18 months. We could now be looking at the true new cost of travel.”
In 2022, the global average ticket price (ATP) for flights booked for
business travel witnessed a record price surge, soaring 72.2% YoY to
reach US$749, far surpassing the levels recorded in 2019 (US$670). While
demand has made a robust recovery, with passenger numbers swiftly
approaching pre-pandemic levels, driven mainly by pent-up leisure travel
demand, airline capacity remains constrained by labor shortages and
ongoing supply chain challenges.
Looking forward, ATP growth is likely to be more modest at 2.3% in
2023 and 1.8% in 2024, albeit from an already high base. Despite this,

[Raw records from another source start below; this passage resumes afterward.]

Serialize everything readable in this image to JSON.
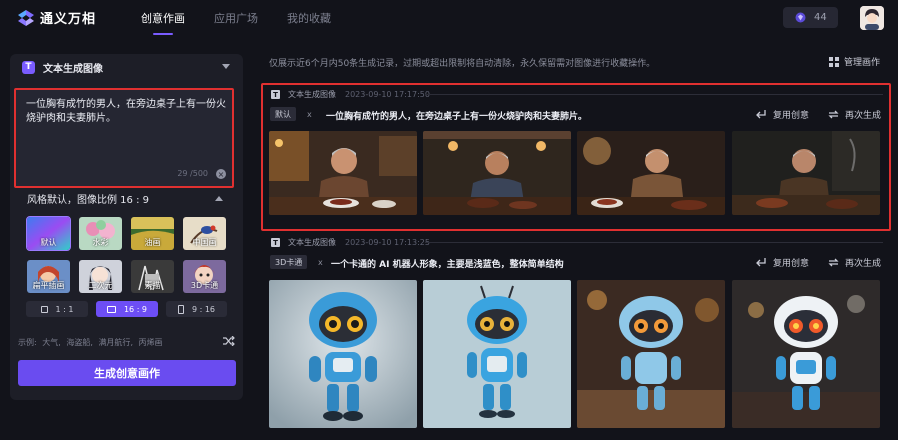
{
  "app": {
    "name": "通义万相"
  },
  "nav": {
    "items": [
      "创意作画",
      "应用广场",
      "我的收藏"
    ],
    "active": 0
  },
  "credits": {
    "value": "44"
  },
  "panel": {
    "title": "文本生成图像",
    "prompt": "一位胸有成竹的男人，在旁边桌子上有一份火烧驴肉和夫妻肺片。",
    "char_count": "29 /500",
    "style_summary": "风格默认，图像比例 16 : 9",
    "styles": [
      {
        "label": "默认",
        "selected": true
      },
      {
        "label": "水彩",
        "selected": false
      },
      {
        "label": "油画",
        "selected": false
      },
      {
        "label": "中国画",
        "selected": false
      },
      {
        "label": "扁平插画",
        "selected": false
      },
      {
        "label": "二次元",
        "selected": false
      },
      {
        "label": "素描",
        "selected": false
      },
      {
        "label": "3D卡通",
        "selected": false
      }
    ],
    "ratios": [
      {
        "label": "1 : 1",
        "selected": false
      },
      {
        "label": "16 : 9",
        "selected": true
      },
      {
        "label": "9 : 16",
        "selected": false
      }
    ],
    "examples_label": "示例:",
    "examples": [
      "大气",
      "海盗船",
      "满月航行",
      "丙烯画"
    ],
    "generate_label": "生成创意画作"
  },
  "main": {
    "notice": "仅展示近6个月内50条生成记录，过期或超出限制将自动清除，永久保留需对图像进行收藏操作。",
    "manage_label": "管理画作",
    "records": [
      {
        "type_label": "文本生成图像",
        "date": "2023-09-10 17:17:50",
        "tag": "默认",
        "prompt": "一位胸有成竹的男人，在旁边桌子上有一份火烧驴肉和夫妻肺片。",
        "reuse_label": "复用创意",
        "regen_label": "再次生成"
      },
      {
        "type_label": "文本生成图像",
        "date": "2023-09-10 17:13:25",
        "tag": "3D卡通",
        "prompt": "一个卡通的 AI 机器人形象，主要是浅蓝色，整体简单结构",
        "reuse_label": "复用创意",
        "regen_label": "再次生成"
      }
    ]
  },
  "colors": {
    "accent": "#6a4cf0",
    "highlight": "#e03030",
    "background": "#12131a",
    "panel": "#1d1e27"
  }
}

many corporate buyers now have less leverage to negotiate with airlines,
given that their travel volumes remain below pre-pandemic levels.

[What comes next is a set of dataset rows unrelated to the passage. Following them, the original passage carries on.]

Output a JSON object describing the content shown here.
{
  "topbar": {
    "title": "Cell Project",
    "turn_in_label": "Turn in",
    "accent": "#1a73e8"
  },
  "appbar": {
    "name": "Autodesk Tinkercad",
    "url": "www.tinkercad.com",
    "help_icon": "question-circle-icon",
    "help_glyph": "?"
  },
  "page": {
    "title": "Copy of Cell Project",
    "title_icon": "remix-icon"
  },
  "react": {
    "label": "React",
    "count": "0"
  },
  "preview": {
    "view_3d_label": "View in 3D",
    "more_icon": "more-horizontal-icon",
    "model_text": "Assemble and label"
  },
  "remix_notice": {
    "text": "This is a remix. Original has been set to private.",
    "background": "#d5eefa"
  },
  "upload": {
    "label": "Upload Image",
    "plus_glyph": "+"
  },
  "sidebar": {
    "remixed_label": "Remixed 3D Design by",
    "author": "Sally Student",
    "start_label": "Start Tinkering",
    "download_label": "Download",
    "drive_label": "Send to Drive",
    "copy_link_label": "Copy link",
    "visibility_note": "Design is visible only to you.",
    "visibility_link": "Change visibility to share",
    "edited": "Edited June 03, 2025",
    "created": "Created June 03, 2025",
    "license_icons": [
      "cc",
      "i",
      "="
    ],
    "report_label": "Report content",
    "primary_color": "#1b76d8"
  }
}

In 2022, the Europe, Middle East, and Africa (EMEA) region recorded
the highest ATP at US$855, marking a notable 31.5% increase from the
previous year. The trend is expected to moderate in the coming years,
with ATPs forecasted to rise by 2.9% in the current year and a more
modest 2.2% in 2024.
The ATP in Asia Pacific climbed a staggering 148.7% YoY during 2022
to US$567, surpassing all other regions, even in the face of limited
international travel demand from China. In key business travel
destinations within the region, average airfares surged by 75.3% for
Australia and 79.3% for Japan in 2022, with a significant rise in the
share of long-haul tickets. As airlines – particularly major carriers
from China, continue to expand their international route capacity – the
increased supply is expected to ease price pressures in the region, with
ATPs projected to rise by 4.8% in 2023 and a further 2.7% in 2024.
Similar to air travel ATPs, the global average daily rate (ADR) for
hotel bookings surpassed previous predictions, surging 29.8% YoY to
reach US$161 in 2022. Occupancy rates have remained high, but so have
labour, energy, and F&B costs. Notably, several cities around the
world, including London, Miami, and Singapore, reported their highest
ADRs on record in 2022.
However, with the hotel construction industry yet to recover to its
pre-pandemic peak, creating supply constraints, and fewer new properties
entering the market, existing hotels can maintain their pricing power
for an extended period, even as ADR gains are slowing. Projections
anticipate ADRs to increase by an additional 4.3% in 2023, reaching
US$168, followed by a 3.6% rise to US$174 in 2024.
Among all regions, North America saw the highest growth in hotel ADRs
during 2022, rising 33.8% YoY to reach US$174. Occupancy in the region
is expected to grow at a slower pace in the second half of 2023 and 2024
due to economic concerns, with ADRs forecast to rise 4% to US$181 in
2023 and 3.3% to US$187 in 2024.
ADRs in Latin America also rose sharply by 26.9% YoY in 2022, as
several countries in the region experienced double-digit inflation. As
inflation seems to have reached its peak, ADRs are predicted to grow by
9.1% in 2023 and a further 5.6% in 2024.
Car rental supply has shrunk as companies sold vehicles during the
pandemic's demand collapse. Slow vehicle replacement due to supply chain
problems, particularly the global semiconductor shortage, inflated
vehicle prices, leading to a 9.8% YoY price increase in 2022, with a
projected 6.7% increase this year. Price growth is expected to moderate
to 2.1% in 2024.
Meetings and events
In-person events have rebounded strongly, driven by the need for
client acquisition and relationship building, difficult to achieve
virtually. Incentive trips are in high demand, aiming to motivate
employees, with a growing trend of longer and more frequent trips, as
seen by CWT Meetings & Events.
The average daily cost per attendee was US$160 in 2022. This is expected to increase to US$169 in 2023 and then US$174 in 2024.
Lead times for events remain short in this post-pandemic world.
However, organisers should now look at 2024 with a 12-month planning
cycle if they want to keep prices at a reasonable level. At the same
time, consolidating transient travel and M&E spend can give buyers
more leverage when it comes to negotiating pricing.
Event lead times remain short post-pandemic. Organisers should
consider a 12-month planning cycle for 2024 to control costs, and
consolidate transient travel and M&E spending to enhance negotiation